Ann Gardner | Via Latina
On Wednesday, January 13, ten members of the Carmel Valley Planning Board split their vote 5-5 on the “new” One Paseo project. The project had shrunk from 1.4 million square feet to 1.2 million after a referendum campaign and lawsuits forced the San Diego City Council to rescind their February, 2015 approval. But the new project that will now go to the San Diego Planning Commission for review without Carmel Valley’s approval is still twice the allowed zoning. And half of the sitting Board thought it was still too big.
Over 150 people attended the January 13 meeting. This was a surprise. Neighbors had organized an amazing community revolt when the larger project was approved by the San Diego City Council. They initiated a successful citywide initiative referendum and filed lawsuits. They organized protest demonstrations, wrote letters to every editor, went on the radio and television, organized community planning groups throughout San Diego and finally sat down with Kilroy Realty to draw up terms for a settlement focused on a 40% reduction in traffic, wider setbacks, shorter buildings and more pedestrian space. Seemingly a done deal. But the reduction in square feet was only about 200,000 square feet. That’s what stuck in the minds of many residents attending the Jan. 13 meeting: the density, the building heights, and the traffic - reduced but still over what current zoning would have generated.

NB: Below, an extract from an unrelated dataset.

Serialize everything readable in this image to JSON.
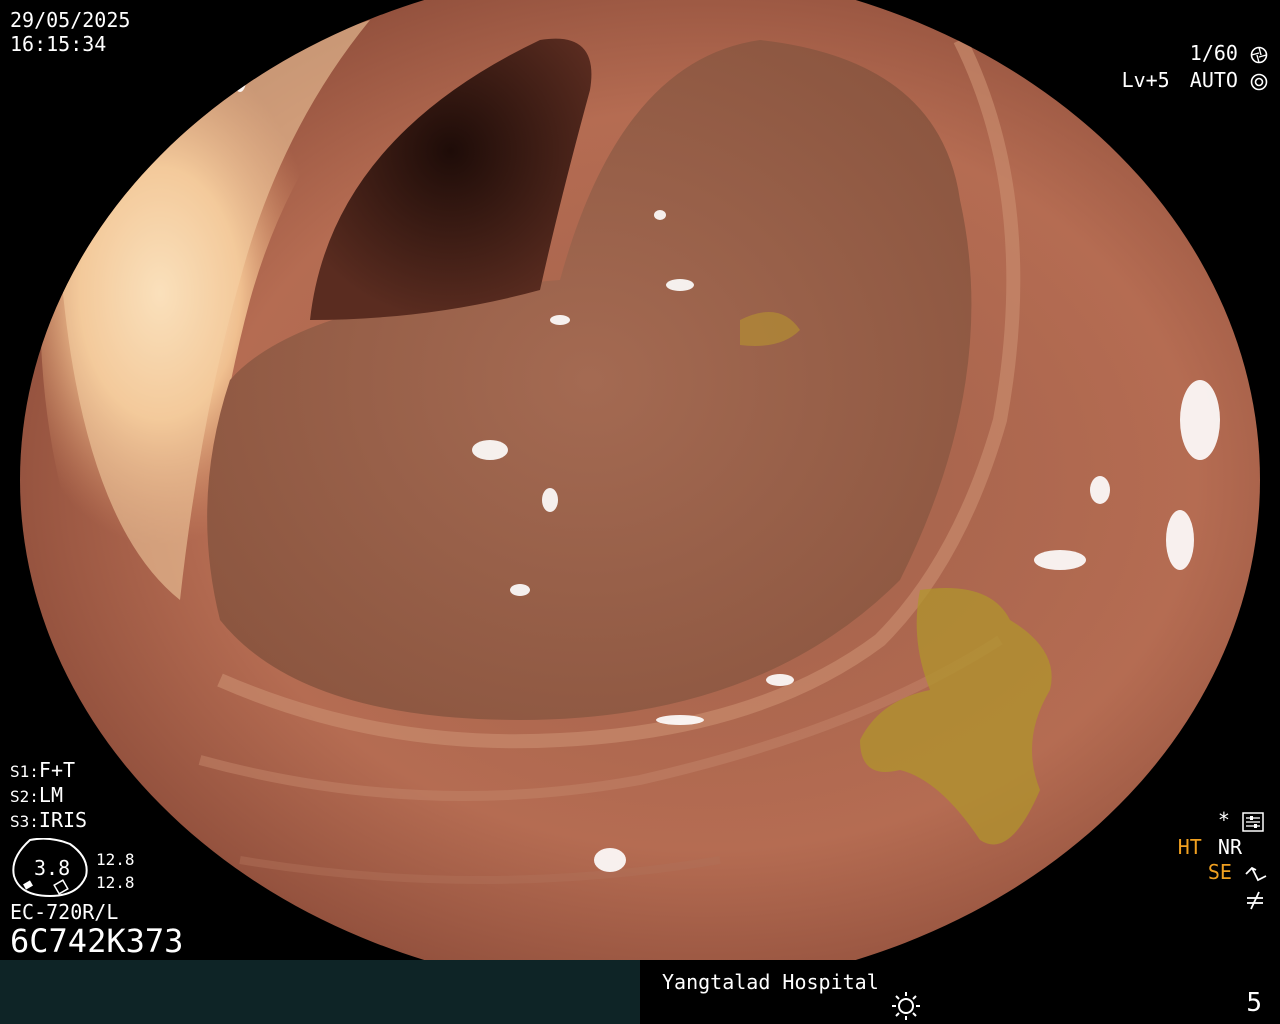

Was all that work worth it? Planning Board Chair Frisco White who had voted against the original larger project read a motion to approve: “One Paseo to some will never be accepted or desired, but we must understand that a development of some sort will be constructed on the site and that we must at times reach a decision that will be beneficial. Therefore, [the Board] supports the New One Paseo… with the following requirements, conditions and understanding.” Those conditions included a serious dialog to provide public transportation…extending to Del Mar and Solana Beach, a rooftop passive public park, the establishment of a temporary Rapid Response Team or a new fire station on the western side of I-5 shared with Del Mar to serve Del Mar Heights, and additional affordable housing. Board member Ken Farinsky, a founder of What Price Main Street and the referendum initiative, voted to support acknowledging that many would be unhappy with his vote but acknowledging Kilroy Realty’s willingness to make the requested changes, it was “the pragmatic” thing to do. The five no votes echoed concerns raised by the audience: too big, too dense, too much traffic and out of character with the neighborhood.
One year ago the San Diego City Council voted to approve the larger One Paseo 7 to 2 (only Councilmembers Lightner and Emerald voting no) despite an 11-2 recommendation from the Carmel Valley Planning Board to oppose in favor of an 850,000 square foot project. It seems likely with an improved vote for support, the San Diego Planning Commission and Council will approve the new One Paseo without much fanfare and with a nod toward the cooperation between a community and a developer to compromise. But not everyone will agree.